■ Problem to solve
Without the images, write out all of the following entries exactly.

Data records for software interfaces
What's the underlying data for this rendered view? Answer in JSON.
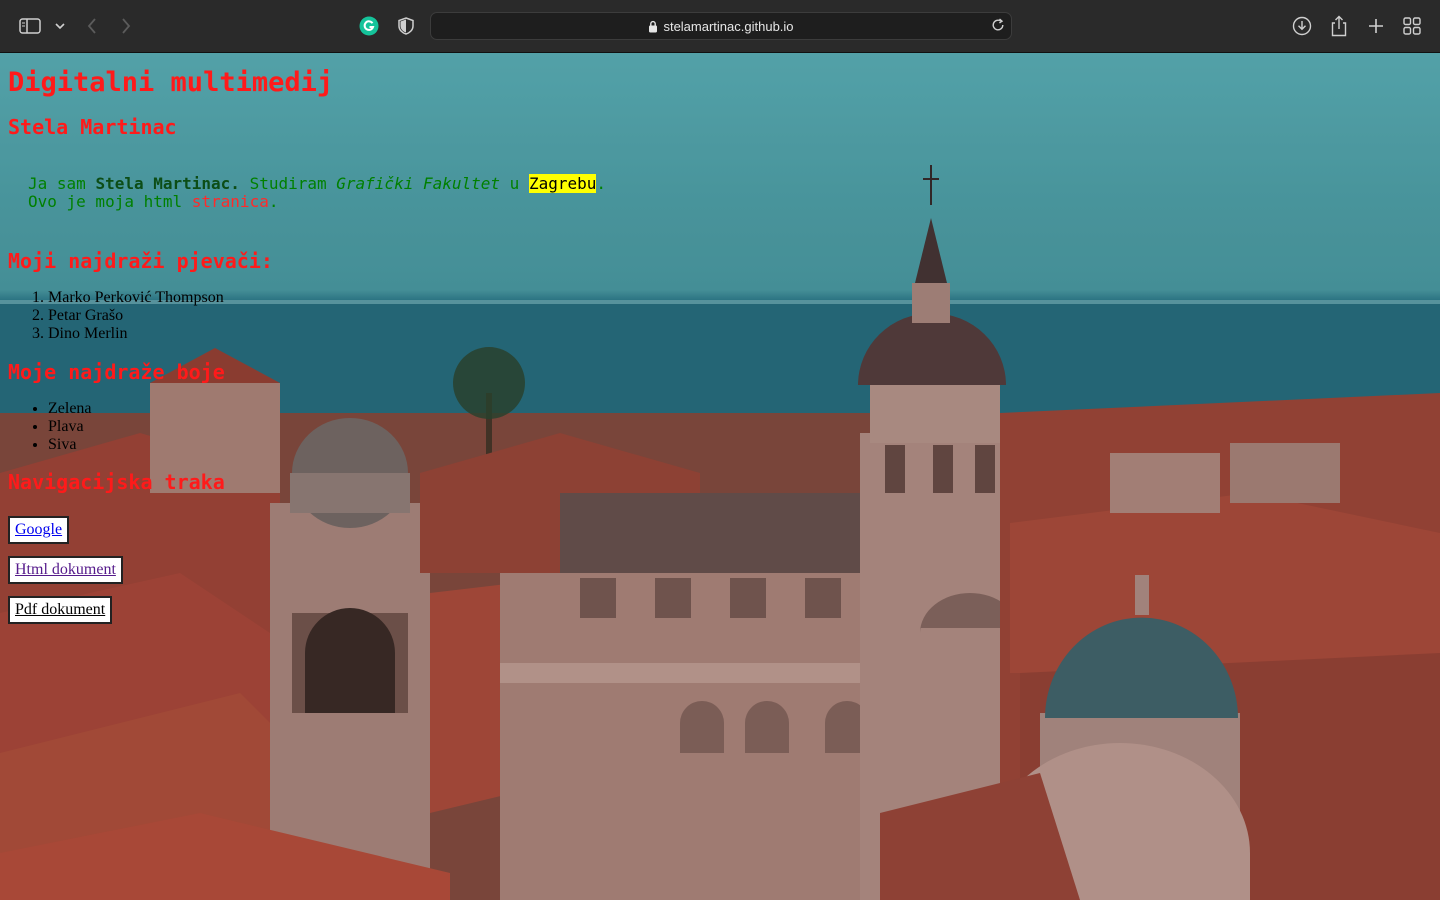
{
  "browser": {
    "url": "stelamartinac.github.io"
  },
  "page": {
    "title": "Digitalni multimedij",
    "author": "Stela Martinac",
    "intro": {
      "p1": "Ja sam ",
      "name": "Stela Martinac.",
      "p2": " Studiram ",
      "faculty": "Grafički Fakultet",
      "p3": " u ",
      "city": "Zagrebu",
      "p4": ".",
      "line2a": "Ovo je moja html ",
      "line2b": "stranica",
      "line2c": "."
    },
    "singers_heading": "Moji najdraži pjevači:",
    "singers": [
      "Marko Perković Thompson",
      "Petar Grašo",
      "Dino Merlin"
    ],
    "colors_heading": "Moje najdraže boje",
    "colors": [
      "Zelena",
      "Plava",
      "Siva"
    ],
    "nav_heading": "Navigacijska traka",
    "nav_links": [
      "Google",
      "Html dokument",
      "Pdf dokument"
    ]
  },
  "theme": {
    "heading_color": "#ff1a1a",
    "text_green": "#008000",
    "highlight": "#ffff00"
  }
}
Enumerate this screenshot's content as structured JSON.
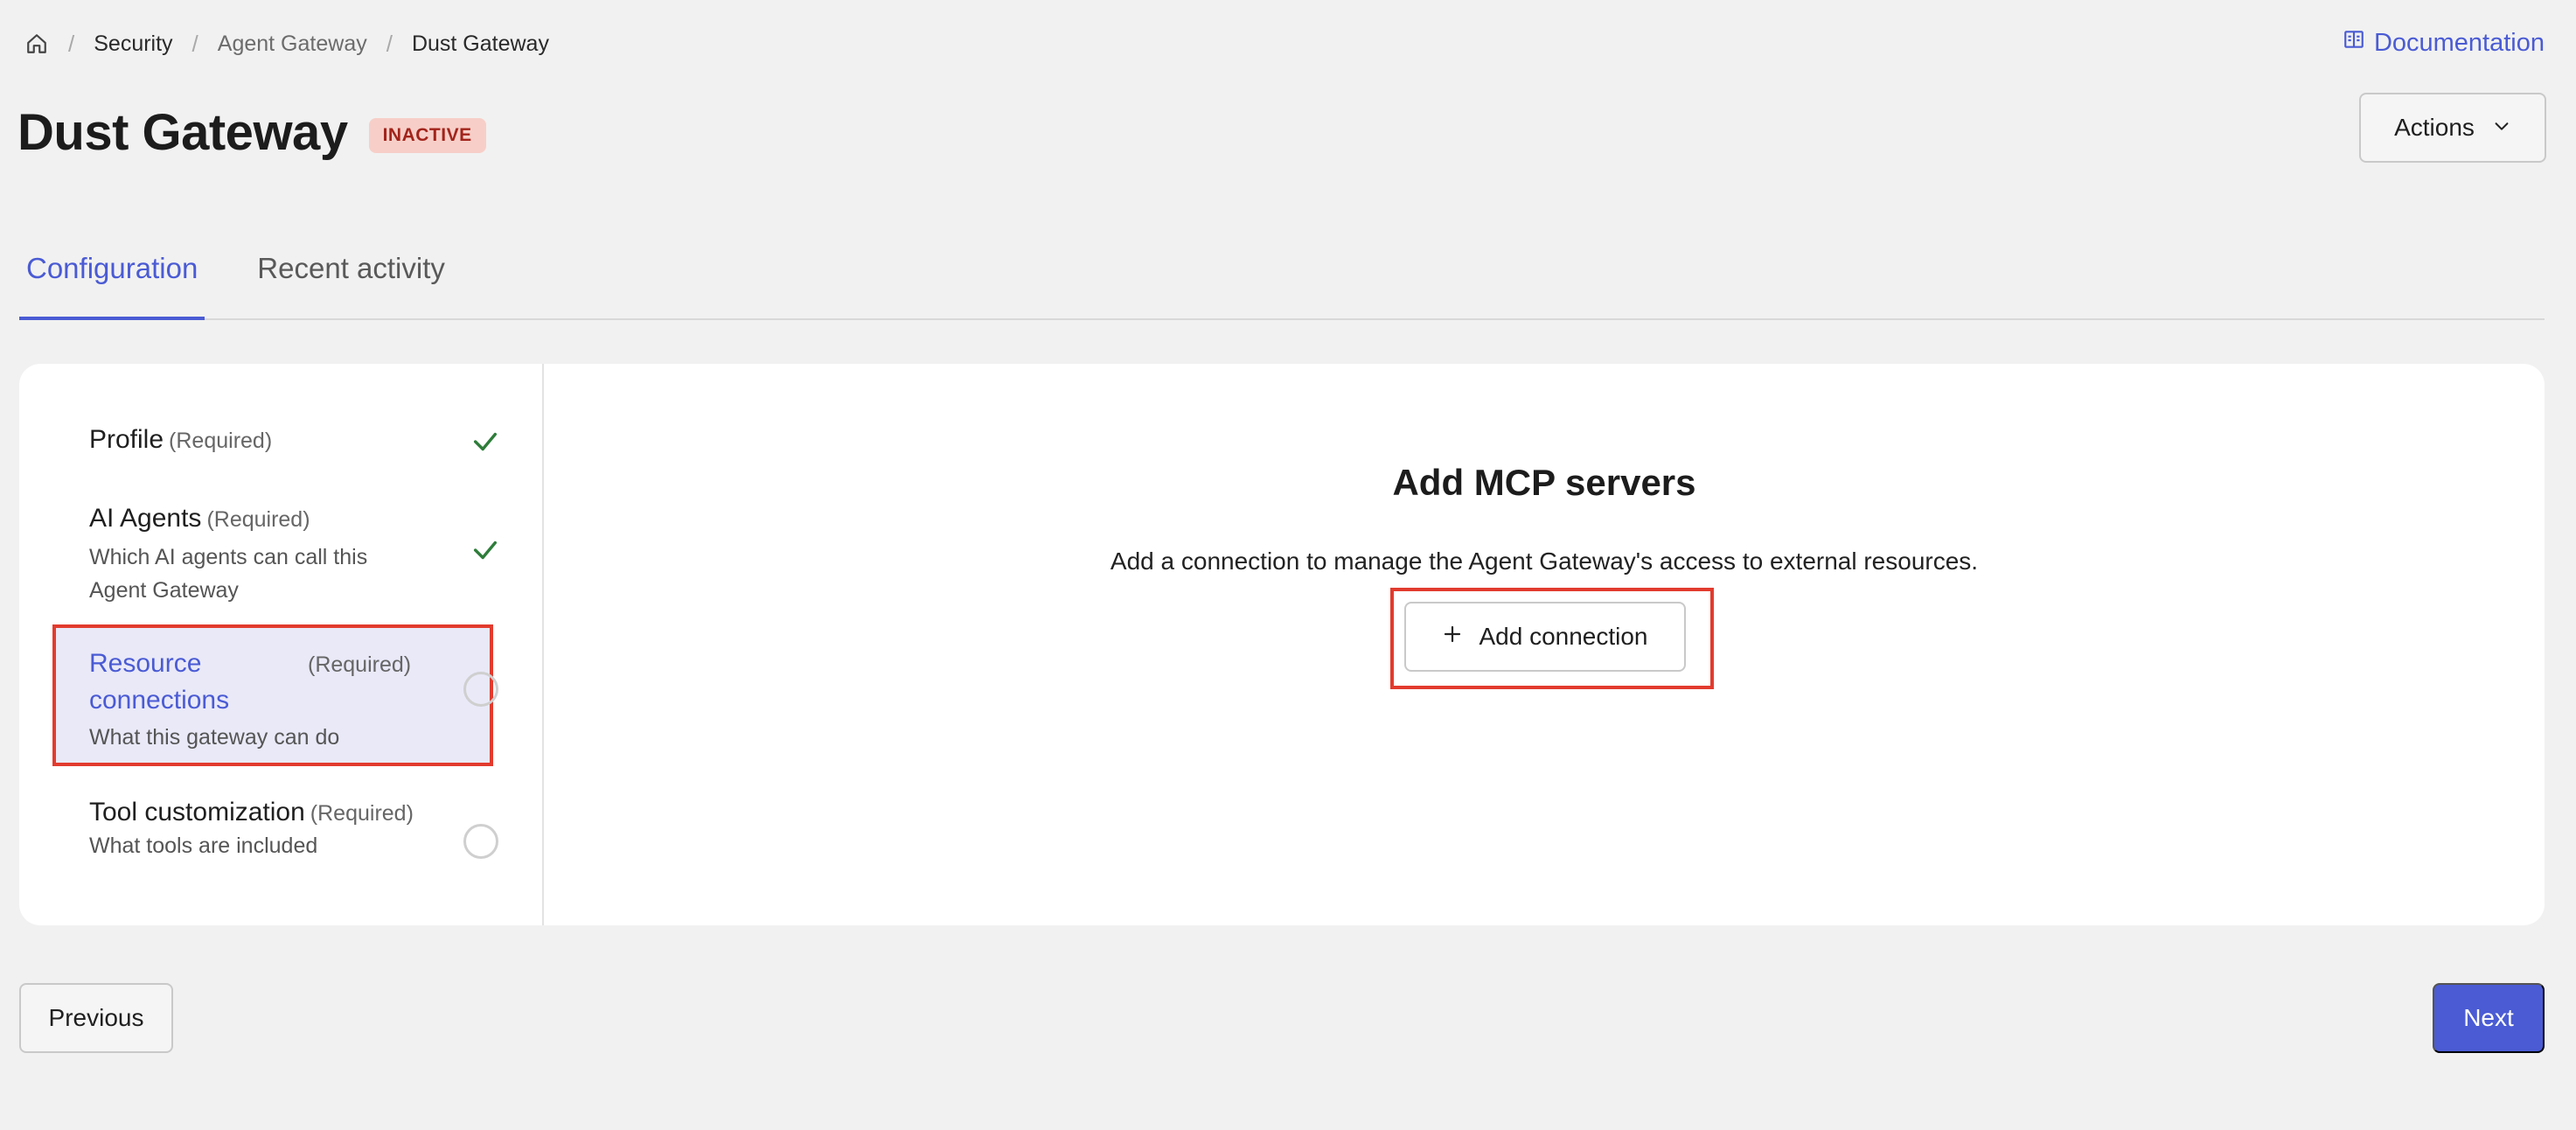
{
  "breadcrumb": {
    "home_icon": "home-icon",
    "items": [
      "Security",
      "Agent Gateway",
      "Dust Gateway"
    ]
  },
  "header": {
    "documentation_label": "Documentation",
    "documentation_icon": "book-icon",
    "title": "Dust Gateway",
    "status_badge": "INACTIVE",
    "actions_label": "Actions"
  },
  "tabs": [
    {
      "label": "Configuration",
      "active": true
    },
    {
      "label": "Recent activity",
      "active": false
    }
  ],
  "steps": [
    {
      "name": "Profile",
      "required": "(Required)",
      "description": "",
      "status": "complete"
    },
    {
      "name": "AI Agents",
      "required": "(Required)",
      "description": "Which AI agents can call this Agent Gateway",
      "status": "complete"
    },
    {
      "name": "Resource connections",
      "required": "(Required)",
      "description": "What this gateway can do",
      "status": "current"
    },
    {
      "name": "Tool customization",
      "required": "(Required)",
      "description": "What tools are included",
      "status": "incomplete"
    }
  ],
  "main": {
    "title": "Add MCP servers",
    "description": "Add a connection to manage the Agent Gateway's access to external resources.",
    "add_button_label": "Add connection"
  },
  "footer": {
    "previous_label": "Previous",
    "next_label": "Next"
  },
  "colors": {
    "accent": "#4a5bd4",
    "highlight": "#e23b2e",
    "badge_bg": "#f7cfc8",
    "check": "#2e7d3a"
  }
}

■ Solution for this task
What's the underlying data for this rendered view? Answer in JSON.
{
  "browser": {
    "url": "stelamartinac.github.io"
  },
  "page": {
    "title": "Digitalni multimedij",
    "author": "Stela Martinac",
    "intro": {
      "p1": "Ja sam ",
      "name": "Stela Martinac.",
      "p2": " Studiram ",
      "faculty": "Grafički Fakultet",
      "p3": " u ",
      "city": "Zagrebu",
      "p4": ".",
      "line2a": "Ovo je moja html ",
      "line2b": "stranica",
      "line2c": "."
    },
    "singers_heading": "Moji najdraži pjevači:",
    "singers": [
      "Marko Perković Thompson",
      "Petar Grašo",
      "Dino Merlin"
    ],
    "colors_heading": "Moje najdraže boje",
    "colors": [
      "Zelena",
      "Plava",
      "Siva"
    ],
    "nav_heading": "Navigacijska traka",
    "nav_links": [
      "Google",
      "Html dokument",
      "Pdf dokument"
    ]
  },
  "theme": {
    "heading_color": "#ff1a1a",
    "text_green": "#008000",
    "highlight": "#ffff00"
  }
}
Enumerate this screenshot's content as structured JSON.
{
  "breadcrumb": {
    "home_icon": "home-icon",
    "items": [
      "Security",
      "Agent Gateway",
      "Dust Gateway"
    ]
  },
  "header": {
    "documentation_label": "Documentation",
    "documentation_icon": "book-icon",
    "title": "Dust Gateway",
    "status_badge": "INACTIVE",
    "actions_label": "Actions"
  },
  "tabs": [
    {
      "label": "Configuration",
      "active": true
    },
    {
      "label": "Recent activity",
      "active": false
    }
  ],
  "steps": [
    {
      "name": "Profile",
      "required": "(Required)",
      "description": "",
      "status": "complete"
    },
    {
      "name": "AI Agents",
      "required": "(Required)",
      "description": "Which AI agents can call this Agent Gateway",
      "status": "complete"
    },
    {
      "name": "Resource connections",
      "required": "(Required)",
      "description": "What this gateway can do",
      "status": "current"
    },
    {
      "name": "Tool customization",
      "required": "(Required)",
      "description": "What tools are included",
      "status": "incomplete"
    }
  ],
  "main": {
    "title": "Add MCP servers",
    "description": "Add a connection to manage the Agent Gateway's access to external resources.",
    "add_button_label": "Add connection"
  },
  "footer": {
    "previous_label": "Previous",
    "next_label": "Next"
  },
  "colors": {
    "accent": "#4a5bd4",
    "highlight": "#e23b2e",
    "badge_bg": "#f7cfc8",
    "check": "#2e7d3a"
  }
}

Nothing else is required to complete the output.